The AAII indicators make some waves this past week as AAII percent bears surged to 39.3% and percent bulls dropped to 22.40%. As a result, net bull-bear percentage plunged to -16.90%, the first negative reading since September 2020. Note that the remaining 38.3% are neutral, which is quite high. As a contrarian indicator, this bearish shift points to excessive bearishness that could give way to an advance. Let’s look at some actual signals and evidence.
On the chart below, the blue lines show when bull-bear net dips below -15% – after being above +15%. Prior to this week, there were five signals with mixed results. A six week correction followed the February 2017 dip below -15% and the market took off in late April 2017. The dip below -15% in April 2018 nailed the bottom and preceded an advance into September 2018.
The S&P 500 bounced for one week after the dip below -15% in November 2019 and then plunged in December 2019. Not a very good signal. Signs of excessive bearishness nailed the low in May 2018 as the S&P 500 moved back above its 40-week SMA the very next week and continued higher into February 2021.
Now we get to the covid crash. Bull-bear net dipped below -15% in mid March 2021, but the S&P 500 fell sharply the very next week (~15%). This plunge marked the covid low as the S&P 500 bounced in late March and continued higher into September 2021 (and beyond). Notice how sentiment remained excessively bearish during this advance.
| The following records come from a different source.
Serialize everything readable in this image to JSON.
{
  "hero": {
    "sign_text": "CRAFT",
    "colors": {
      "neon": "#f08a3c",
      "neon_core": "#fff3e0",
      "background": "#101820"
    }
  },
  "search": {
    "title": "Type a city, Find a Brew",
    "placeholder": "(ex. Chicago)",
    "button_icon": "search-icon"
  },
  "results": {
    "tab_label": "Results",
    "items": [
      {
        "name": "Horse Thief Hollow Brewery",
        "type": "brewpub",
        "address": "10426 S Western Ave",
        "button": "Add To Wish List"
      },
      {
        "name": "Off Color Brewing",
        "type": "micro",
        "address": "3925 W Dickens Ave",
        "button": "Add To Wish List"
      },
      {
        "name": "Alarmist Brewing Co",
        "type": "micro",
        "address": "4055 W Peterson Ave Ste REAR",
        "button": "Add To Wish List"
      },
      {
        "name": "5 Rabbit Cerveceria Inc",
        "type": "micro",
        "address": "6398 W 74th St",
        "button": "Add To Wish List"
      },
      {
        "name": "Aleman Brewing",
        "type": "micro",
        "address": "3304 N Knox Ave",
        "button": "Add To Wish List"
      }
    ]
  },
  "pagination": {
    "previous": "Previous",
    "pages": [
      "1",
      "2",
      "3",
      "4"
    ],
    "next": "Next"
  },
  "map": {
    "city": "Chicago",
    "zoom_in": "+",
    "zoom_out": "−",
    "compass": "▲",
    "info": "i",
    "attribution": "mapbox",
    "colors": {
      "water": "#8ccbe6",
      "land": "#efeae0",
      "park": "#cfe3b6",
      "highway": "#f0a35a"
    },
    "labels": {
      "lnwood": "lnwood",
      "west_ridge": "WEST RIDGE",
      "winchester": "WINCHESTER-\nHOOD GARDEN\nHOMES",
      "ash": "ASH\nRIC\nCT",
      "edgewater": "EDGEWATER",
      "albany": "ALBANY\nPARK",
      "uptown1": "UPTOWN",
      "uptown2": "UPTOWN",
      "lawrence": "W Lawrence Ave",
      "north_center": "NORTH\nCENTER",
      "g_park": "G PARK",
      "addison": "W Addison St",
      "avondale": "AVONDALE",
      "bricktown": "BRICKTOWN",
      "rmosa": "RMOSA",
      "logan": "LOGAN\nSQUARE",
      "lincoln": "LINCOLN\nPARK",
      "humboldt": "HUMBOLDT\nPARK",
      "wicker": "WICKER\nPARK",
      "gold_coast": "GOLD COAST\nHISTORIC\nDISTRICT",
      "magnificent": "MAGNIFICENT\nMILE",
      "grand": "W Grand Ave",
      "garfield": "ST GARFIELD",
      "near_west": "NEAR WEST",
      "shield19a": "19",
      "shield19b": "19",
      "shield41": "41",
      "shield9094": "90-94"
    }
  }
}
Of the five completed signals, the dips below -15% were very timeline in April 2019 and May 2019 (nailed the bottom). The February 2017 dip below -15% did not nail the bottom and might have been forgotten six week’s later, when the S&P 500 bottomed. The November 2019 signal was the least timely over the group, unless you sold the very next week. The signal in mid March 2020 was also not that timely as traders would have endured a 15% drawdown before turning profitable a few weeks a later. Lesson here: sentiment is interesting, but not that great for timing.